- _SOURCE DATA_
/---

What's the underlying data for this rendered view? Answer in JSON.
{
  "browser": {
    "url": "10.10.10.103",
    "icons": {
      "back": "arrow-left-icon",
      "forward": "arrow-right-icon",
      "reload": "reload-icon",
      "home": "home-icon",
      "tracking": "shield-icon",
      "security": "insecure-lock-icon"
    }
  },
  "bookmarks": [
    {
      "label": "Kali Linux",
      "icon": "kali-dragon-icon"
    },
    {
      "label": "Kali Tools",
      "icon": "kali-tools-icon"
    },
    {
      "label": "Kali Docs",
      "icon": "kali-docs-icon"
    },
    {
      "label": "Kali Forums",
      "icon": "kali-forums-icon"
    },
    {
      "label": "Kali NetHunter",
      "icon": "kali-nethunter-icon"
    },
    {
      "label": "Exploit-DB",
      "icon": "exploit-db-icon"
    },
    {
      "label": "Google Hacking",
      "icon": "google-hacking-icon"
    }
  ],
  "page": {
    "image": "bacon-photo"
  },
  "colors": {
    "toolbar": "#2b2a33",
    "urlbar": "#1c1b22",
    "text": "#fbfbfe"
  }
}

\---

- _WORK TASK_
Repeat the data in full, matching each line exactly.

- _TASK ANSWER_
What's the underlying data for this rendered view? Answer in JSON.
{
  "browser": {
    "url": "10.10.10.103",
    "icons": {
      "back": "arrow-left-icon",
      "forward": "arrow-right-icon",
      "reload": "reload-icon",
      "home": "home-icon",
      "tracking": "shield-icon",
      "security": "insecure-lock-icon"
    }
  },
  "bookmarks": [
    {
      "label": "Kali Linux",
      "icon": "kali-dragon-icon"
    },
    {
      "label": "Kali Tools",
      "icon": "kali-tools-icon"
    },
    {
      "label": "Kali Docs",
      "icon": "kali-docs-icon"
    },
    {
      "label": "Kali Forums",
      "icon": "kali-forums-icon"
    },
    {
      "label": "Kali NetHunter",
      "icon": "kali-nethunter-icon"
    },
    {
      "label": "Exploit-DB",
      "icon": "exploit-db-icon"
    },
    {
      "label": "Google Hacking",
      "icon": "google-hacking-icon"
    }
  ],
  "page": {
    "image": "bacon-photo"
  },
  "colors": {
    "toolbar": "#2b2a33",
    "urlbar": "#1c1b22",
    "text": "#fbfbfe"
  }
}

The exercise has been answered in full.